The beginning of a new year is always associated with New Year’s resolutions and is the perfect time to re-focus on the financial goals you may have let fall to the wayside in 2021. The following article will outline some of the ways you can formulate robust financial goals and how to work towards achieving them this year.
How do I set goals?
In order to work towards anything, it is important to define what you wish to achieve and in what time frame. If you already have some goals in mind, it may be a good idea to ensure they are SMART. This means they must be specific, measurable, achievable, relevant and time-bound. For example, the financial goal to ‘save more money’ is likely going to be more difficult to achieve as you are not giving yourself a timeframe to achieve the goal and it is not measurable as you have not stipulated how much you want to save. This is going to significantly reduce the likelihood of you being able to achieve this as you don’t have a specific course of action in place.
Another important step in developing your goals is categorising them. This can include identifying whether they are short, medium or long term goals. Short term goals are typically six months to five years, medium-term goals are around five to ten years and long-term goals have a timeframe of more than 10 years. This will help to provide you with greater clarity on what action you need to take now to ensure that the goal can be achieved in the relevant timeframe such as buying a house or retirement.

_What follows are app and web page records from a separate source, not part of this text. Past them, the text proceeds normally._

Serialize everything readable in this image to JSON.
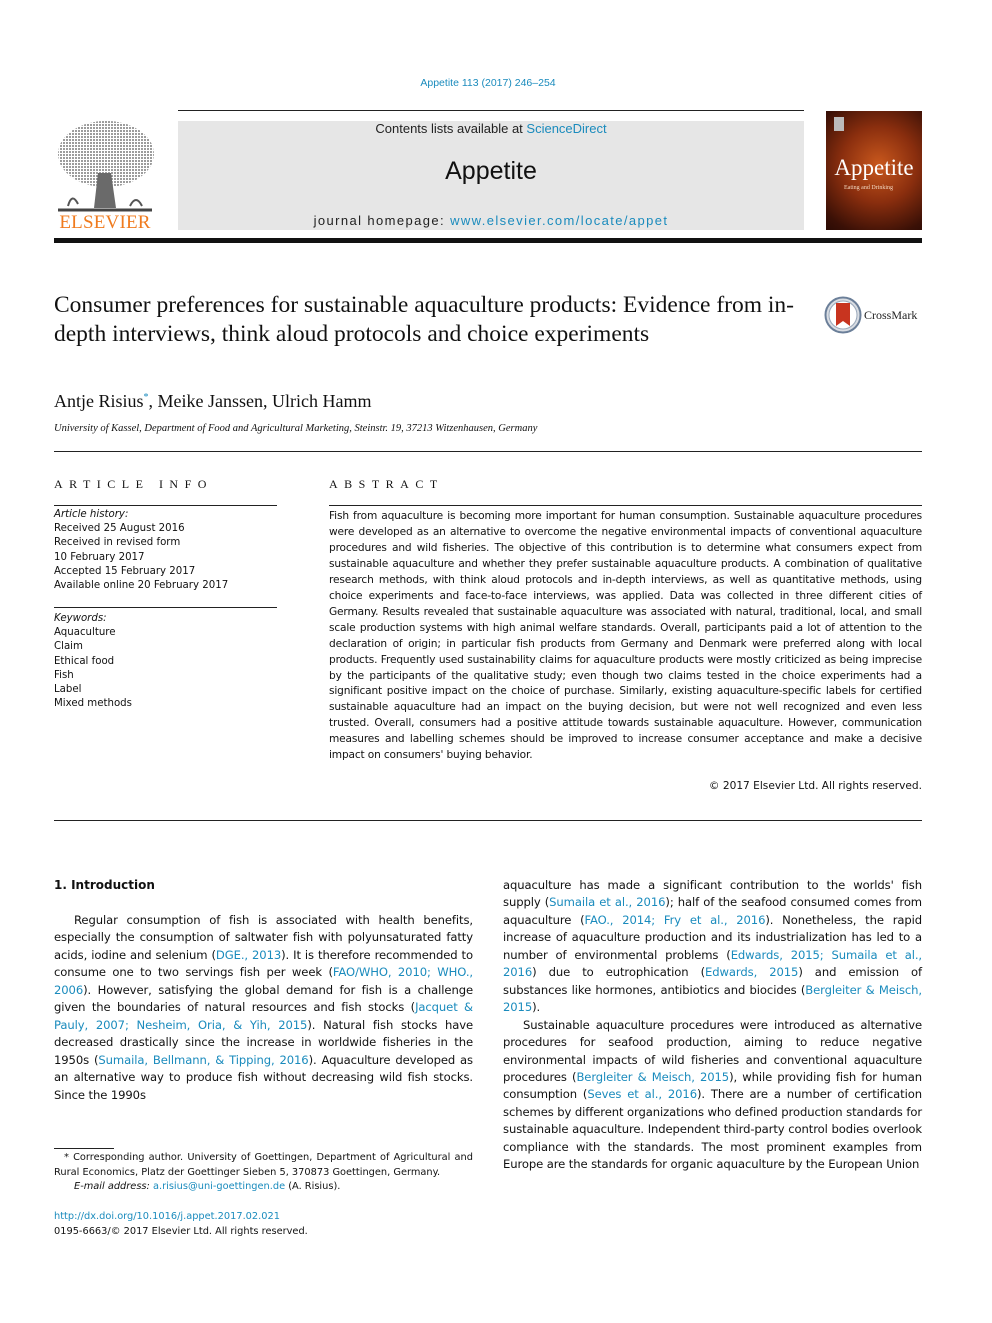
{
  "header": {
    "citation": "Appetite 113 (2017) 246–254",
    "contents_prefix": "Contents lists available at ",
    "contents_link": "ScienceDirect",
    "journal_title": "Appetite",
    "homepage_prefix": "journal homepage: ",
    "homepage_link": "www.elsevier.com/locate/appet",
    "publisher_logo_text": "ELSEVIER",
    "cover_title": "Appetite",
    "cover_subtitle": "Eating and Drinking",
    "colors": {
      "link": "#1a8bbd",
      "elsevier_orange": "#f07b1e",
      "banner_bg": "#e6e6e6"
    }
  },
  "article": {
    "title": "Consumer preferences for sustainable aquaculture products: Evidence from in-depth interviews, think aloud protocols and choice experiments",
    "crossmark_label": "CrossMark",
    "authors": [
      {
        "name": "Antje Risius",
        "mark": "*"
      },
      {
        "name": "Meike Janssen",
        "mark": ""
      },
      {
        "name": "Ulrich Hamm",
        "mark": ""
      }
    ],
    "authors_sep": ", ",
    "affiliation": "University of Kassel, Department of Food and Agricultural Marketing, Steinstr. 19, 37213 Witzenhausen, Germany"
  },
  "article_info": {
    "heading": "ARTICLE INFO",
    "history_label": "Article history:",
    "history": [
      "Received 25 August 2016",
      "Received in revised form",
      "10 February 2017",
      "Accepted 15 February 2017",
      "Available online 20 February 2017"
    ],
    "keywords_label": "Keywords:",
    "keywords": [
      "Aquaculture",
      "Claim",
      "Ethical food",
      "Fish",
      "Label",
      "Mixed methods"
    ]
  },
  "abstract": {
    "heading": "ABSTRACT",
    "text": "Fish from aquaculture is becoming more important for human consumption. Sustainable aquaculture procedures were developed as an alternative to overcome the negative environmental impacts of conventional aquaculture procedures and wild fisheries. The objective of this contribution is to determine what consumers expect from sustainable aquaculture and whether they prefer sustainable aquaculture products. A combination of qualitative research methods, with think aloud protocols and in-depth interviews, as well as quantitative methods, using choice experiments and face-to-face interviews, was applied. Data was collected in three different cities of Germany. Results revealed that sustainable aquaculture was associated with natural, traditional, local, and small scale production systems with high animal welfare standards. Overall, participants paid a lot of attention to the declaration of origin; in particular fish products from Germany and Denmark were preferred along with local products. Frequently used sustainability claims for aquaculture products were mostly criticized as being imprecise by the participants of the qualitative study; even though two claims tested in the choice experiments had a significant positive impact on the choice of purchase. Similarly, existing aquaculture-specific labels for certified sustainable aquaculture had an impact on the buying decision, but were not well recognized and even less trusted. Overall, consumers had a positive attitude towards sustainable aquaculture. However, communication measures and labelling schemes should be improved to increase consumer acceptance and make a decisive impact on consumers' buying behavior.",
    "copyright": "© 2017 Elsevier Ltd. All rights reserved."
  },
  "body": {
    "intro_heading": "1.  Introduction",
    "left_column": [
      {
        "t": "Regular consumption of fish is associated with health benefits, especially the consumption of saltwater fish with polyunsaturated fatty acids, iodine and selenium ("
      },
      {
        "t": "DGE., 2013",
        "link": true
      },
      {
        "t": "). It is therefore recommended to consume one to two servings fish per week ("
      },
      {
        "t": "FAO/WHO, 2010; WHO., 2006",
        "link": true
      },
      {
        "t": "). However, satisfying the global demand for fish is a challenge given the boundaries of natural resources and fish stocks ("
      },
      {
        "t": "Jacquet & Pauly, 2007; Nesheim, Oria, & Yih, 2015",
        "link": true
      },
      {
        "t": "). Natural fish stocks have decreased drastically since the increase in worldwide fisheries in the 1950s ("
      },
      {
        "t": "Sumaila, Bellmann, & Tipping, 2016",
        "link": true
      },
      {
        "t": "). Aquaculture developed as an alternative way to produce fish without decreasing wild fish stocks. Since the 1990s"
      }
    ],
    "right_column_p1": [
      {
        "t": "aquaculture has made a significant contribution to the worlds' fish supply ("
      },
      {
        "t": "Sumaila et al., 2016",
        "link": true
      },
      {
        "t": "); half of the seafood consumed comes from aquaculture ("
      },
      {
        "t": "FAO., 2014; Fry et al., 2016",
        "link": true
      },
      {
        "t": "). Nonetheless, the rapid increase of aquaculture production and its industrialization has led to a number of environmental problems ("
      },
      {
        "t": "Edwards, 2015; Sumaila et al., 2016",
        "link": true
      },
      {
        "t": ") due to eutrophication ("
      },
      {
        "t": "Edwards, 2015",
        "link": true
      },
      {
        "t": ") and emission of substances like hormones, antibiotics and biocides ("
      },
      {
        "t": "Bergleiter & Meisch, 2015",
        "link": true
      },
      {
        "t": ")."
      }
    ],
    "right_column_p2": [
      {
        "t": "Sustainable aquaculture procedures were introduced as alternative procedures for seafood production, aiming to reduce negative environmental impacts of wild fisheries and conventional aquaculture procedures ("
      },
      {
        "t": "Bergleiter & Meisch, 2015",
        "link": true
      },
      {
        "t": "), while providing fish for human consumption ("
      },
      {
        "t": "Seves et al., 2016",
        "link": true
      },
      {
        "t": "). There are a number of certification schemes by different organizations who defined production standards for sustainable aquaculture. Independent third-party control bodies overlook compliance with the standards. The most prominent examples from Europe are the standards for organic aquaculture by the European Union"
      }
    ]
  },
  "footnote": {
    "corresponding": "* Corresponding author. University of Goettingen, Department of Agricultural and Rural Economics, Platz der Goettinger Sieben 5, 370873 Goettingen, Germany.",
    "email_label": "E-mail address: ",
    "email": "a.risius@uni-goettingen.de",
    "email_suffix": " (A. Risius).",
    "doi": "http://dx.doi.org/10.1016/j.appet.2017.02.021",
    "issn": "0195-6663/© 2017 Elsevier Ltd. All rights reserved."
  }
}
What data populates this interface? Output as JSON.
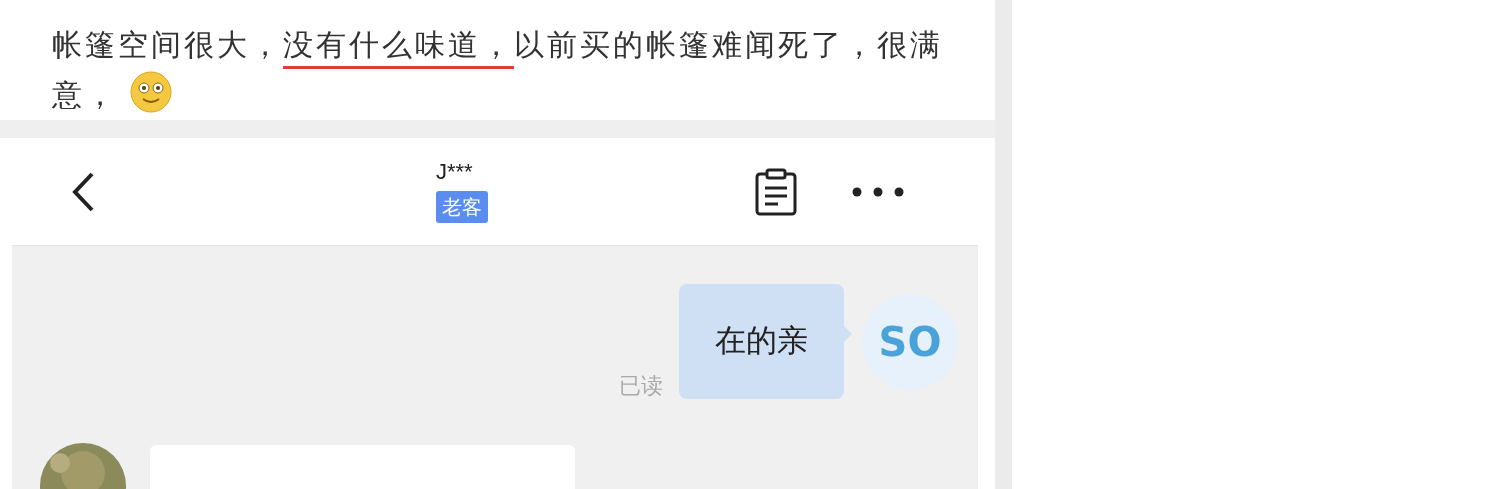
{
  "review": {
    "text_before": "帐篷空间很大，",
    "highlighted": "没有什么味道，",
    "text_after": "以前买的帐篷难闻死了，很满意，"
  },
  "chat": {
    "header": {
      "name": "J***",
      "badge": "老客"
    },
    "messages": [
      {
        "kind": "outgoing",
        "text": "在的亲",
        "status": "已读",
        "avatar": "SO"
      },
      {
        "kind": "incoming"
      }
    ]
  }
}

In conjunction with this, it is also a good idea to provide each of these goals with a priority rating, such as very a very high priority, high priority or a moderate priority. This will allow you to remain focused on your most important goals if you are faced with a decision that means you have to trade off or make a compromise.
What are some good financial goals to have?
The type of goals that individuals set are going to be specific to their circumstances and current financial position. However, below are some good goals to have in place if you wish to become more familiar with your financial circumstances and to ensure that you are on track to where you wish to end up in the future.
- Budgeting/Everyday Finances
As aforementioned, many people have the goal to ‘save more money’ but this must be a more specific goal that you can work towards every day. This is where formulating a budget can be very helpful as it will allow you to understand your cash inflows and outflows more comprehensively. Once you have done this you can establish how much money you wish to put away every week or month into a savings account that can be used to reach your other longer-term financial goals. It will also allow you to keep track of your expenses and re-evaluate some of your spending habits if they do not align with your financial goals. To access the EPG Wealth budget sheet for free, please click to here to enquire.
- Cash Reserve
A great short-term goal is to establish a cash reserve which refers to the money kept on hand to meet any short-term or emergency funding needs. This will allow you to cover any urgent or unexpected costs that may arise without swallowing up the income that you use for your everyday living expenses or debt repayments. A general rule of thumb is to have enough money in your cash reserve to cover three months of expenses. A way to ensure this goal is measurable and realistic is to identify what amount per week you will put into your cash reserve to ensure you have the amount you need.
- Pay off debt
A common financial goal is to pay off debt, whether this is a generic loan, a credit card or a mortgage. When identifying which kinds of debt to prioritise, it is important to distinguish between good and bad debt. Good debt refers to the debt associated with borrowing money for the purpose of purchasing an asset that is likely to increase in value or produce an income, or debt that has a low/no interest rate (less than 5%). Conversely, bad debt refers to spending outside of your means or a loan with an interest rate of more than 5%.
If you have the latter it may be a good idea to pay this off and prioritise this goal ahead of other financial objectives. This can be factored into your budget by allocating a set amount of your income each week or month to reduce this debt. If you have ‘good debt’ such as a HECS loan you may wish to continue slowly paying it down and considering how else you can use any leftover cash you have such as investing.
Although investing is a risky activity, there are many significant advantages of investing whether that be in the stock market or in property. To read more about the differences between these two forms of investing, click here. With inflation steadily rising, investing provides individuals with the opportunity to ensure that their money keeps up with the increased cost of living. If you wish to invest but do not have the time or patience you may wish to consider a strategy that allows you to set and forget – this is where EPG Wealth can help.
If you were to invest $50,000 today and contribute $1,000 every month, over a 20-year period at an annual rate of return of 6% p.a., by 2041 you would have $601,784, with more than half of this amount ($311,784) being made up of compound interest. Hence, reinforcing the importance of having an investment goal to make sure your money is working as hard as you.
If you are just starting on your investment journey or would like to be more disciplined with your investing strategy in 2022, please click here to organise a 20-minute complimentary consultation with an EPG Wealth adviser.